Your task —
Set down the records that follow exactly, every line of them.
**********
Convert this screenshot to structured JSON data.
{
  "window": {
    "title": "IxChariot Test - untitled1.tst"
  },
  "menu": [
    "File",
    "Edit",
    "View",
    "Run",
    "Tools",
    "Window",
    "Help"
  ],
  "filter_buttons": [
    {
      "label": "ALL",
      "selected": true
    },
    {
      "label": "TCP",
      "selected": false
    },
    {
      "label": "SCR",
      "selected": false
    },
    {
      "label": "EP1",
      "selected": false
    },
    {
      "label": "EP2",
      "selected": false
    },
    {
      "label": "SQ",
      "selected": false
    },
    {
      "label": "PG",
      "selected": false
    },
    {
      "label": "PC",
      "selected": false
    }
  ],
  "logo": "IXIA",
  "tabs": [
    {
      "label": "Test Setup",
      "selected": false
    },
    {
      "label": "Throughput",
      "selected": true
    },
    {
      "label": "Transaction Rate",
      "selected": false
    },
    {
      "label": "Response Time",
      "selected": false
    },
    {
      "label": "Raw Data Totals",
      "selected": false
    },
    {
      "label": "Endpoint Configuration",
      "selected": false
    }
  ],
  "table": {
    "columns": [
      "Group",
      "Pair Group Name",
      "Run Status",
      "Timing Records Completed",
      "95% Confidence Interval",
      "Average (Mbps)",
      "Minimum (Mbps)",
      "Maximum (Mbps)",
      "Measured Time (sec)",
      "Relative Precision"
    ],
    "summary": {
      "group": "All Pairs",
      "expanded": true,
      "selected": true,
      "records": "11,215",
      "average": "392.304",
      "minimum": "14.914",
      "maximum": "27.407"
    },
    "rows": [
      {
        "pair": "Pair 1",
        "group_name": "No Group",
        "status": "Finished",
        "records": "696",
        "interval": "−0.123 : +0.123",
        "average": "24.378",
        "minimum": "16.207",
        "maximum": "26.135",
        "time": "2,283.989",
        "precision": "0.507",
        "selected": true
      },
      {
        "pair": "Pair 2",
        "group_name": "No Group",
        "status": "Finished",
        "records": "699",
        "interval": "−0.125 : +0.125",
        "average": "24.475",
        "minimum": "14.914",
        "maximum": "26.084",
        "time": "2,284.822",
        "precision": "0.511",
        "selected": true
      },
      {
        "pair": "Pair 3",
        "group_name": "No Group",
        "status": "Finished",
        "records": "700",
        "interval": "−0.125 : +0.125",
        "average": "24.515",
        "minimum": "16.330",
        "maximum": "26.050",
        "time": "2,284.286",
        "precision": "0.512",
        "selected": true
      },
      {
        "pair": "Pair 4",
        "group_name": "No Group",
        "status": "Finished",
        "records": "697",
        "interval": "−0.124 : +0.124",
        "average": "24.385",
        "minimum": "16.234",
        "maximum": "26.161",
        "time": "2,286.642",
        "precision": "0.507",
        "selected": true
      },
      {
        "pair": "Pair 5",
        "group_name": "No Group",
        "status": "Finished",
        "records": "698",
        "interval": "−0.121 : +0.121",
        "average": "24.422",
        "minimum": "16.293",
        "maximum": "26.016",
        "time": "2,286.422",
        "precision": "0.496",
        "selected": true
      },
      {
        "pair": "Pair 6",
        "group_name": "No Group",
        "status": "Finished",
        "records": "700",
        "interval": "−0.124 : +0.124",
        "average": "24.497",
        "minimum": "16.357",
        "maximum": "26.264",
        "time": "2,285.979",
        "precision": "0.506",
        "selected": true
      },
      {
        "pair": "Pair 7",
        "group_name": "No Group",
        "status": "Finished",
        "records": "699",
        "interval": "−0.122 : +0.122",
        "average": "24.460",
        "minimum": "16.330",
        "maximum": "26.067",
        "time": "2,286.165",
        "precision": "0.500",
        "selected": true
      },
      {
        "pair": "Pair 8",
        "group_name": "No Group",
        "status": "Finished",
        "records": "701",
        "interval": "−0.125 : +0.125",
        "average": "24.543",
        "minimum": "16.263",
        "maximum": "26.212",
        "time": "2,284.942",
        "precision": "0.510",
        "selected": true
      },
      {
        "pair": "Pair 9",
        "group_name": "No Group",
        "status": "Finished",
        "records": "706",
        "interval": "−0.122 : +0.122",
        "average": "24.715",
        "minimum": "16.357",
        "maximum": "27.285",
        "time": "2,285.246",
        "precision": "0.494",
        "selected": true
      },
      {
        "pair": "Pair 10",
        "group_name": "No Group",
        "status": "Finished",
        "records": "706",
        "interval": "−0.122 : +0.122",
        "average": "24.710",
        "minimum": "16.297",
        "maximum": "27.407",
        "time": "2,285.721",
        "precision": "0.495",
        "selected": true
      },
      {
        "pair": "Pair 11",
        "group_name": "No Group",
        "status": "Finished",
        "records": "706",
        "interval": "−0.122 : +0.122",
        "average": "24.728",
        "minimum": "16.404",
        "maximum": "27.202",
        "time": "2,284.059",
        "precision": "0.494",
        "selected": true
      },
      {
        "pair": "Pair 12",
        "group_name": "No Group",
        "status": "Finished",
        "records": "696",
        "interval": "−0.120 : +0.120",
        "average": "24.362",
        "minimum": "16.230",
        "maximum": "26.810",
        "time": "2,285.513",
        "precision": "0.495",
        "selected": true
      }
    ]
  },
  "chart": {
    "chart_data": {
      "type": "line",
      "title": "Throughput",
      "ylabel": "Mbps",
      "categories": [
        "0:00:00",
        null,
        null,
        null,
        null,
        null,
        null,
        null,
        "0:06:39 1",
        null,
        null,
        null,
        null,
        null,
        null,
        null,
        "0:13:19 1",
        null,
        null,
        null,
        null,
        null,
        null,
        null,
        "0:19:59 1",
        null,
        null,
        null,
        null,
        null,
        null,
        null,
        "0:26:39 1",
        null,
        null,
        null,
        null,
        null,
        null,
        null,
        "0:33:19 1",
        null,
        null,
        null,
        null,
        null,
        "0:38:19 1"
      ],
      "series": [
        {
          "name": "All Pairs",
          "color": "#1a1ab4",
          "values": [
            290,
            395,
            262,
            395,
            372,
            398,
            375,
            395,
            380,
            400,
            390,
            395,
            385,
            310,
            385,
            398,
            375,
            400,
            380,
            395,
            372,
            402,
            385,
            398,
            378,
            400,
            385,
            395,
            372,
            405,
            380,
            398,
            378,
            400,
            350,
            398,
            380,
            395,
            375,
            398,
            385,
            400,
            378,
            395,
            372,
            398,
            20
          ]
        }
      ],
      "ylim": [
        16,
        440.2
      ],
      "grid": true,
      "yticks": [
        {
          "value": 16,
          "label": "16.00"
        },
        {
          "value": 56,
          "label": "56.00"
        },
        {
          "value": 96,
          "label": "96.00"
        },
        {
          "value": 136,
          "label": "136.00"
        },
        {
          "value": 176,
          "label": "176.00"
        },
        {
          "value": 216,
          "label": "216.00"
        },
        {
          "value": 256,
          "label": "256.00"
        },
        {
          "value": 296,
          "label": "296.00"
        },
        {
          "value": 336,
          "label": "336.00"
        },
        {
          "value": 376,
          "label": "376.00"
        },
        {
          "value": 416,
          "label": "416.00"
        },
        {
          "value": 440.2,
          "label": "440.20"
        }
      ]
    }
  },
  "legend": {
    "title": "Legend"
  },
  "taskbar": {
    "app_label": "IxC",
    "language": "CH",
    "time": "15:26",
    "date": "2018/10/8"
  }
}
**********
Exercise output —
Convert this screenshot to structured JSON data.
{
  "window": {
    "title": "IxChariot Test - untitled1.tst"
  },
  "menu": [
    "File",
    "Edit",
    "View",
    "Run",
    "Tools",
    "Window",
    "Help"
  ],
  "filter_buttons": [
    {
      "label": "ALL",
      "selected": true
    },
    {
      "label": "TCP",
      "selected": false
    },
    {
      "label": "SCR",
      "selected": false
    },
    {
      "label": "EP1",
      "selected": false
    },
    {
      "label": "EP2",
      "selected": false
    },
    {
      "label": "SQ",
      "selected": false
    },
    {
      "label": "PG",
      "selected": false
    },
    {
      "label": "PC",
      "selected": false
    }
  ],
  "logo": "IXIA",
  "tabs": [
    {
      "label": "Test Setup",
      "selected": false
    },
    {
      "label": "Throughput",
      "selected": true
    },
    {
      "label": "Transaction Rate",
      "selected": false
    },
    {
      "label": "Response Time",
      "selected": false
    },
    {
      "label": "Raw Data Totals",
      "selected": false
    },
    {
      "label": "Endpoint Configuration",
      "selected": false
    }
  ],
  "table": {
    "columns": [
      "Group",
      "Pair Group Name",
      "Run Status",
      "Timing Records Completed",
      "95% Confidence Interval",
      "Average (Mbps)",
      "Minimum (Mbps)",
      "Maximum (Mbps)",
      "Measured Time (sec)",
      "Relative Precision"
    ],
    "summary": {
      "group": "All Pairs",
      "expanded": true,
      "selected": true,
      "records": "11,215",
      "average": "392.304",
      "minimum": "14.914",
      "maximum": "27.407"
    },
    "rows": [
      {
        "pair": "Pair 1",
        "group_name": "No Group",
        "status": "Finished",
        "records": "696",
        "interval": "−0.123 : +0.123",
        "average": "24.378",
        "minimum": "16.207",
        "maximum": "26.135",
        "time": "2,283.989",
        "precision": "0.507",
        "selected": true
      },
      {
        "pair": "Pair 2",
        "group_name": "No Group",
        "status": "Finished",
        "records": "699",
        "interval": "−0.125 : +0.125",
        "average": "24.475",
        "minimum": "14.914",
        "maximum": "26.084",
        "time": "2,284.822",
        "precision": "0.511",
        "selected": true
      },
      {
        "pair": "Pair 3",
        "group_name": "No Group",
        "status": "Finished",
        "records": "700",
        "interval": "−0.125 : +0.125",
        "average": "24.515",
        "minimum": "16.330",
        "maximum": "26.050",
        "time": "2,284.286",
        "precision": "0.512",
        "selected": true
      },
      {
        "pair": "Pair 4",
        "group_name": "No Group",
        "status": "Finished",
        "records": "697",
        "interval": "−0.124 : +0.124",
        "average": "24.385",
        "minimum": "16.234",
        "maximum": "26.161",
        "time": "2,286.642",
        "precision": "0.507",
        "selected": true
      },
      {
        "pair": "Pair 5",
        "group_name": "No Group",
        "status": "Finished",
        "records": "698",
        "interval": "−0.121 : +0.121",
        "average": "24.422",
        "minimum": "16.293",
        "maximum": "26.016",
        "time": "2,286.422",
        "precision": "0.496",
        "selected": true
      },
      {
        "pair": "Pair 6",
        "group_name": "No Group",
        "status": "Finished",
        "records": "700",
        "interval": "−0.124 : +0.124",
        "average": "24.497",
        "minimum": "16.357",
        "maximum": "26.264",
        "time": "2,285.979",
        "precision": "0.506",
        "selected": true
      },
      {
        "pair": "Pair 7",
        "group_name": "No Group",
        "status": "Finished",
        "records": "699",
        "interval": "−0.122 : +0.122",
        "average": "24.460",
        "minimum": "16.330",
        "maximum": "26.067",
        "time": "2,286.165",
        "precision": "0.500",
        "selected": true
      },
      {
        "pair": "Pair 8",
        "group_name": "No Group",
        "status": "Finished",
        "records": "701",
        "interval": "−0.125 : +0.125",
        "average": "24.543",
        "minimum": "16.263",
        "maximum": "26.212",
        "time": "2,284.942",
        "precision": "0.510",
        "selected": true
      },
      {
        "pair": "Pair 9",
        "group_name": "No Group",
        "status": "Finished",
        "records": "706",
        "interval": "−0.122 : +0.122",
        "average": "24.715",
        "minimum": "16.357",
        "maximum": "27.285",
        "time": "2,285.246",
        "precision": "0.494",
        "selected": true
      },
      {
        "pair": "Pair 10",
        "group_name": "No Group",
        "status": "Finished",
        "records": "706",
        "interval": "−0.122 : +0.122",
        "average": "24.710",
        "minimum": "16.297",
        "maximum": "27.407",
        "time": "2,285.721",
        "precision": "0.495",
        "selected": true
      },
      {
        "pair": "Pair 11",
        "group_name": "No Group",
        "status": "Finished",
        "records": "706",
        "interval": "−0.122 : +0.122",
        "average": "24.728",
        "minimum": "16.404",
        "maximum": "27.202",
        "time": "2,284.059",
        "precision": "0.494",
        "selected": true
      },
      {
        "pair": "Pair 12",
        "group_name": "No Group",
        "status": "Finished",
        "records": "696",
        "interval": "−0.120 : +0.120",
        "average": "24.362",
        "minimum": "16.230",
        "maximum": "26.810",
        "time": "2,285.513",
        "precision": "0.495",
        "selected": true
      }
    ]
  },
  "chart": {
    "chart_data": {
      "type": "line",
      "title": "Throughput",
      "ylabel": "Mbps",
      "categories": [
        "0:00:00",
        null,
        null,
        null,
        null,
        null,
        null,
        null,
        "0:06:39 1",
        null,
        null,
        null,
        null,
        null,
        null,
        null,
        "0:13:19 1",
        null,
        null,
        null,
        null,
        null,
        null,
        null,
        "0:19:59 1",
        null,
        null,
        null,
        null,
        null,
        null,
        null,
        "0:26:39 1",
        null,
        null,
        null,
        null,
        null,
        null,
        null,
        "0:33:19 1",
        null,
        null,
        null,
        null,
        null,
        "0:38:19 1"
      ],
      "series": [
        {
          "name": "All Pairs",
          "color": "#1a1ab4",
          "values": [
            290,
            395,
            262,
            395,
            372,
            398,
            375,
            395,
            380,
            400,
            390,
            395,
            385,
            310,
            385,
            398,
            375,
            400,
            380,
            395,
            372,
            402,
            385,
            398,
            378,
            400,
            385,
            395,
            372,
            405,
            380,
            398,
            378,
            400,
            350,
            398,
            380,
            395,
            375,
            398,
            385,
            400,
            378,
            395,
            372,
            398,
            20
          ]
        }
      ],
      "ylim": [
        16,
        440.2
      ],
      "grid": true,
      "yticks": [
        {
          "value": 16,
          "label": "16.00"
        },
        {
          "value": 56,
          "label": "56.00"
        },
        {
          "value": 96,
          "label": "96.00"
        },
        {
          "value": 136,
          "label": "136.00"
        },
        {
          "value": 176,
          "label": "176.00"
        },
        {
          "value": 216,
          "label": "216.00"
        },
        {
          "value": 256,
          "label": "256.00"
        },
        {
          "value": 296,
          "label": "296.00"
        },
        {
          "value": 336,
          "label": "336.00"
        },
        {
          "value": 376,
          "label": "376.00"
        },
        {
          "value": 416,
          "label": "416.00"
        },
        {
          "value": 440.2,
          "label": "440.20"
        }
      ]
    }
  },
  "legend": {
    "title": "Legend"
  },
  "taskbar": {
    "app_label": "IxC",
    "language": "CH",
    "time": "15:26",
    "date": "2018/10/8"
  }
}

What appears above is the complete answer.